**Requirement**
Check each line of the data, and copy those where "verified" appears.

**Information given**
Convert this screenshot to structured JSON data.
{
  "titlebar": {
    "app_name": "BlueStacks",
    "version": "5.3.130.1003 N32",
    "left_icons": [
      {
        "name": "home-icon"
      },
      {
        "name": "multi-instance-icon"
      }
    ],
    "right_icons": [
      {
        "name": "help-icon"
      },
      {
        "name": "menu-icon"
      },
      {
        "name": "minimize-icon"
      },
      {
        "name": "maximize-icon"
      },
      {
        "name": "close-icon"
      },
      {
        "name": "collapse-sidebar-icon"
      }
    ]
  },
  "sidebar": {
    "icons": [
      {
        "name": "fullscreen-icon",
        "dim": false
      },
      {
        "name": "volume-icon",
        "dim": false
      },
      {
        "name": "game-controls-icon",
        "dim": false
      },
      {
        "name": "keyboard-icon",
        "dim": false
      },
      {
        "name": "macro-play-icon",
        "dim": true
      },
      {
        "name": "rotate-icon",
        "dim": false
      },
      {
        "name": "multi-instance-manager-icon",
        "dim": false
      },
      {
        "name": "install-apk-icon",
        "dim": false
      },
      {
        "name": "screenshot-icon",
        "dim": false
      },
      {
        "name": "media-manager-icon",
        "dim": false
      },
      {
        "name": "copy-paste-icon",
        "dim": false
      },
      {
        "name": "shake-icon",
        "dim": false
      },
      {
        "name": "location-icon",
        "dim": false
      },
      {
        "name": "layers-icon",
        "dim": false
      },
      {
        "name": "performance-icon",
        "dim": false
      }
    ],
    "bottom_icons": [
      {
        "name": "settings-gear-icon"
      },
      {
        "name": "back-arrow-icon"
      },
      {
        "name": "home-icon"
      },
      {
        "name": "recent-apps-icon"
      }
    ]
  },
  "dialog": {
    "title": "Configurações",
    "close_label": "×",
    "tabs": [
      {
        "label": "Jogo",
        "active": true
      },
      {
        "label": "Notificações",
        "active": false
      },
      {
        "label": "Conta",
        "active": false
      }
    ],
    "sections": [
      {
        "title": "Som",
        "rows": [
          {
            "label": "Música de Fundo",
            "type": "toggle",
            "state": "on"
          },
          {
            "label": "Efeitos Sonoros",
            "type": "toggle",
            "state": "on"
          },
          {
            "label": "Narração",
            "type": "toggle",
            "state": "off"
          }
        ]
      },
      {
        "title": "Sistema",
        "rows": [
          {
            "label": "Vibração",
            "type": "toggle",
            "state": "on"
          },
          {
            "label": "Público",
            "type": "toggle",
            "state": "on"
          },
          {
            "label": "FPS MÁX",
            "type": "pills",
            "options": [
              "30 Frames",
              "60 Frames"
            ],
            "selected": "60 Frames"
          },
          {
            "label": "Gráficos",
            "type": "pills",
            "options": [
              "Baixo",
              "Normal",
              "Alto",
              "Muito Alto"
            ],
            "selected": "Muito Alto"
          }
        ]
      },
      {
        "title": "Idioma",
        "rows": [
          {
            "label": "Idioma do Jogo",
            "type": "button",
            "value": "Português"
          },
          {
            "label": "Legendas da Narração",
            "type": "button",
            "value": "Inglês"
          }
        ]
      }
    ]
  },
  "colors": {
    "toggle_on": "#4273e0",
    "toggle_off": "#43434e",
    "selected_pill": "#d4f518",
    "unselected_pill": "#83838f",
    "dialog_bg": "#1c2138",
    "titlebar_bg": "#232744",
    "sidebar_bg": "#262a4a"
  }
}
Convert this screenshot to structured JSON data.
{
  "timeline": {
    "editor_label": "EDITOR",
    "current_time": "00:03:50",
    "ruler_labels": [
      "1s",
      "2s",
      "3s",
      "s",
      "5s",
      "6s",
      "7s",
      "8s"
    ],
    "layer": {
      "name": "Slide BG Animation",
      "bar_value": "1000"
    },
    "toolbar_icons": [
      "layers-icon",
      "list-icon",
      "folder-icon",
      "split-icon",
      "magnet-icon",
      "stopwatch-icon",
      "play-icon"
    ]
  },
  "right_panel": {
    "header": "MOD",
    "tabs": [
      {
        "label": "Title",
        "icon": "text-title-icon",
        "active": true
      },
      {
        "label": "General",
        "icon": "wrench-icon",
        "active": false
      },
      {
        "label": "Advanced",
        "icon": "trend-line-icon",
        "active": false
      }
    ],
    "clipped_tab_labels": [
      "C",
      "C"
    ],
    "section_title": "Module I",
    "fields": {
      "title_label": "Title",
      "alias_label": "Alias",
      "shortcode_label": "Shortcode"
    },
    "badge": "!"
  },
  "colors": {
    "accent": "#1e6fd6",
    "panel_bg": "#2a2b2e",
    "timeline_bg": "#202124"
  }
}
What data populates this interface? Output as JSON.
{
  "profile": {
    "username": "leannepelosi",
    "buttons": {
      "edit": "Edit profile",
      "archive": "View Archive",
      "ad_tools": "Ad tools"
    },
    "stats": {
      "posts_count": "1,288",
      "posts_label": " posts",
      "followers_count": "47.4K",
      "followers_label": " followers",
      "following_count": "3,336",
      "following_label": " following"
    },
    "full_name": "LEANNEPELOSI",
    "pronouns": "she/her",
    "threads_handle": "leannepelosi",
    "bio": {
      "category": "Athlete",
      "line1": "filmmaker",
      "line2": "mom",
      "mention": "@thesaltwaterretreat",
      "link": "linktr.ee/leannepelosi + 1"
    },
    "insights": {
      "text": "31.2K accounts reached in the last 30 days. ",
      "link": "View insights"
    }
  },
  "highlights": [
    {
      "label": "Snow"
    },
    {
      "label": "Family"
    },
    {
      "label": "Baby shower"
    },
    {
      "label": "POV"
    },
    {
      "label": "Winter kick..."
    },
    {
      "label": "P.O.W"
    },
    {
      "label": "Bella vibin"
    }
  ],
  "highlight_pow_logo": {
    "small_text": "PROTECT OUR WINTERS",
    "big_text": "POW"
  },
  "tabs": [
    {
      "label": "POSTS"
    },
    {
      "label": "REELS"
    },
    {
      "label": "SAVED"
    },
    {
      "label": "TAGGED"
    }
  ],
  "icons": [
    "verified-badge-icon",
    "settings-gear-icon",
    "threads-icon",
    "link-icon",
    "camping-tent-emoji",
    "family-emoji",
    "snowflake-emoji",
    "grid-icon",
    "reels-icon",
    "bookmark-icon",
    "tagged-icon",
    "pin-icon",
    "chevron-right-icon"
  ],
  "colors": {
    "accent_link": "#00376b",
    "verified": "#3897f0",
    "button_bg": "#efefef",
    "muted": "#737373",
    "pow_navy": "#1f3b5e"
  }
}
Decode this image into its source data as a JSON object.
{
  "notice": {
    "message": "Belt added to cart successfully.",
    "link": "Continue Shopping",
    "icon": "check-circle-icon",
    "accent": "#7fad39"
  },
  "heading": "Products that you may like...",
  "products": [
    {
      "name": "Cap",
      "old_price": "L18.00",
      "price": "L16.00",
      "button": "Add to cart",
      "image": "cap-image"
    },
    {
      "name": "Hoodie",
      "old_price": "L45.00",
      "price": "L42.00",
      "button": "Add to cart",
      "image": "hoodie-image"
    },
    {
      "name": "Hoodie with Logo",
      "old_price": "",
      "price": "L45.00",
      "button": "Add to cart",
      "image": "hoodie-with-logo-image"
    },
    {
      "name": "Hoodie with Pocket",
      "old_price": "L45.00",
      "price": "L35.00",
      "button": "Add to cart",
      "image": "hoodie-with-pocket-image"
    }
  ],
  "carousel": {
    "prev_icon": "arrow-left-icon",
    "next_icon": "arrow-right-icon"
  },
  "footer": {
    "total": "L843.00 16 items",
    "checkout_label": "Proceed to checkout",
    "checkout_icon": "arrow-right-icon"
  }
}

**Solution to this problem**
    "verified-badge-icon",
    "verified": "#3897f0",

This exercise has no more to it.